With primaries for the New York City mayoral race set for June, three hopefuls have ascended the Democrats' list, according to recent polling: Comptroller Scott Stringer, Brooklyn Borough President Eric Adams, and, at the very top, businessman and former presidential candidate Andrew Yang. Writing for the New York Times, Michelle Goldberg notes there are also multiple well-qualified Democratic women vying to move in to Gracie Mansion, including the progressive Maya Wiley and respected crisis-management pro Kathryn Garcia, but, as Goldberg puts it: "There could never be a female Andrew Yang." That's because New Yorkers have expressed a desire for "a unifier" and "a visionary" to next lead the Big Apple—and "unfortunately, women are rarely seen as visionaries," Goldberg notes.
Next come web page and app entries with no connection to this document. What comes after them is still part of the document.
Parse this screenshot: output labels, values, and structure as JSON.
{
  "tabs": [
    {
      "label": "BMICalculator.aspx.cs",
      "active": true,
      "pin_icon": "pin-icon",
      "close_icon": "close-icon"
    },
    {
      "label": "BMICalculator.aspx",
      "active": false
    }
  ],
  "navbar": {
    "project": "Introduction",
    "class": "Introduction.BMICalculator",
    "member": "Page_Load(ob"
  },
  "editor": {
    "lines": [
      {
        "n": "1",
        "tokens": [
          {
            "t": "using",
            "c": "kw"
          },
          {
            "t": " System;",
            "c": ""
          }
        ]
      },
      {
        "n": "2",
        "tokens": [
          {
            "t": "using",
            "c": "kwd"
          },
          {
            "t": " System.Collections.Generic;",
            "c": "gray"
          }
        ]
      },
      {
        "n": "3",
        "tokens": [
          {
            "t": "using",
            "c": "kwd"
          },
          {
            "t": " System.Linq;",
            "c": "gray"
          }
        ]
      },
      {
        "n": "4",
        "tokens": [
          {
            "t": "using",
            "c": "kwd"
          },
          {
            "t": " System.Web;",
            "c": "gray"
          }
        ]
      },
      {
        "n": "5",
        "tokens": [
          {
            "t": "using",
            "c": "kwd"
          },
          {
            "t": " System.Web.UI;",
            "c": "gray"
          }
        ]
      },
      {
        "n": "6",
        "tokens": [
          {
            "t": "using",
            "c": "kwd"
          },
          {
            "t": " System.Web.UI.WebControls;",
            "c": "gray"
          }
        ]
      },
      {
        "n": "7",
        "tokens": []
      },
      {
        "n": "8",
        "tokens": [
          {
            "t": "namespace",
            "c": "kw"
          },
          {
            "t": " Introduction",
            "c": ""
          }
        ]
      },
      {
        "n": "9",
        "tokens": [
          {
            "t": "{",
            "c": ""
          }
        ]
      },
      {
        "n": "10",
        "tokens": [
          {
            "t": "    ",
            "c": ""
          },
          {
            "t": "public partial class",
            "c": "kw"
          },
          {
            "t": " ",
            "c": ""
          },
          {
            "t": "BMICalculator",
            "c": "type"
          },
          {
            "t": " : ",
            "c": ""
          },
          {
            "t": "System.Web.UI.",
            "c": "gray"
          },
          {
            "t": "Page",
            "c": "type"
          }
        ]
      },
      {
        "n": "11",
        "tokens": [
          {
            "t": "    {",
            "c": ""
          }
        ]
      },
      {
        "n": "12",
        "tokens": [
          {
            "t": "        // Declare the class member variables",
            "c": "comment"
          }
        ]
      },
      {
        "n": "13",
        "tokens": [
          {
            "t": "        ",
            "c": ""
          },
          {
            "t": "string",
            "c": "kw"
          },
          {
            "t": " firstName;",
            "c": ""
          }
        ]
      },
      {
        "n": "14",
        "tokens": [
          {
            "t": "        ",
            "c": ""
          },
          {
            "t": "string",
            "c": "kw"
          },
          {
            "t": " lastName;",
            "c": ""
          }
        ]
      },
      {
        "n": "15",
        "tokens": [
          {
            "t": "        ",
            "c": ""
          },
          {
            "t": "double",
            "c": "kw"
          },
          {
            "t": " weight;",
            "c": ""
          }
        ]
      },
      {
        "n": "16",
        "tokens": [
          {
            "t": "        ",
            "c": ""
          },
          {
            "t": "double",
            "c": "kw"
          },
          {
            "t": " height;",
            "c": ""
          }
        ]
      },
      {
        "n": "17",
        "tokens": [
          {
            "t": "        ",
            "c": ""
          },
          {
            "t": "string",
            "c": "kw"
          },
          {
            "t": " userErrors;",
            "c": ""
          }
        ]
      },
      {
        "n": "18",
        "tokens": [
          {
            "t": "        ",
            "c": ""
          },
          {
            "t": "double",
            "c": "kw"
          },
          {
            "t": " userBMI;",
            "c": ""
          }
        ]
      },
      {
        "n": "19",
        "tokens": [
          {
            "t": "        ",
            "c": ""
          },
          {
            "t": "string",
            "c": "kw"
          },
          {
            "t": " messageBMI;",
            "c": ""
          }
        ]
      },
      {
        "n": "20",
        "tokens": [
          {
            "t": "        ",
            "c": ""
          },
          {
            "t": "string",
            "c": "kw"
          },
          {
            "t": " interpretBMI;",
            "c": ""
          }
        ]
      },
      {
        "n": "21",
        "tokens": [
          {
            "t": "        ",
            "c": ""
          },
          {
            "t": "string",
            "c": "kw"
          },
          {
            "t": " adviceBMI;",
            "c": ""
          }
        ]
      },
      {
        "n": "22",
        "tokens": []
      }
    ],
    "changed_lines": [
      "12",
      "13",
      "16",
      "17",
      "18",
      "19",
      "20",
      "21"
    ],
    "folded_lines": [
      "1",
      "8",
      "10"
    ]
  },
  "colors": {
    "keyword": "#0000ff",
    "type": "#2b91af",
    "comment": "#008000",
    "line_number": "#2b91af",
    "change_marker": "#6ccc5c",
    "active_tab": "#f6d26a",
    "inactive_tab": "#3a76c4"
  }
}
She cites research showing that even though women's accomplishments are seriously considered and respected, men are often given positive consideration not only based on their achievements, but on what people think they might potentially do in the future. "Women can be workhorses, but rarely wunderkinds," Goldberg writes. And at a time when New York City residents seem especially disillusioned with city government, experience may not be able to trump the more vague promise of a high-profile candidate like Yang, who possibly appears more "inspired," as men more often are, per researchers. "Male candidates can embody possibility and run as repositories for people's diffuse hopes," Goldberg notes. "Women usually have to pay their dues." More from her here. (Read more Andrew Yang stories.)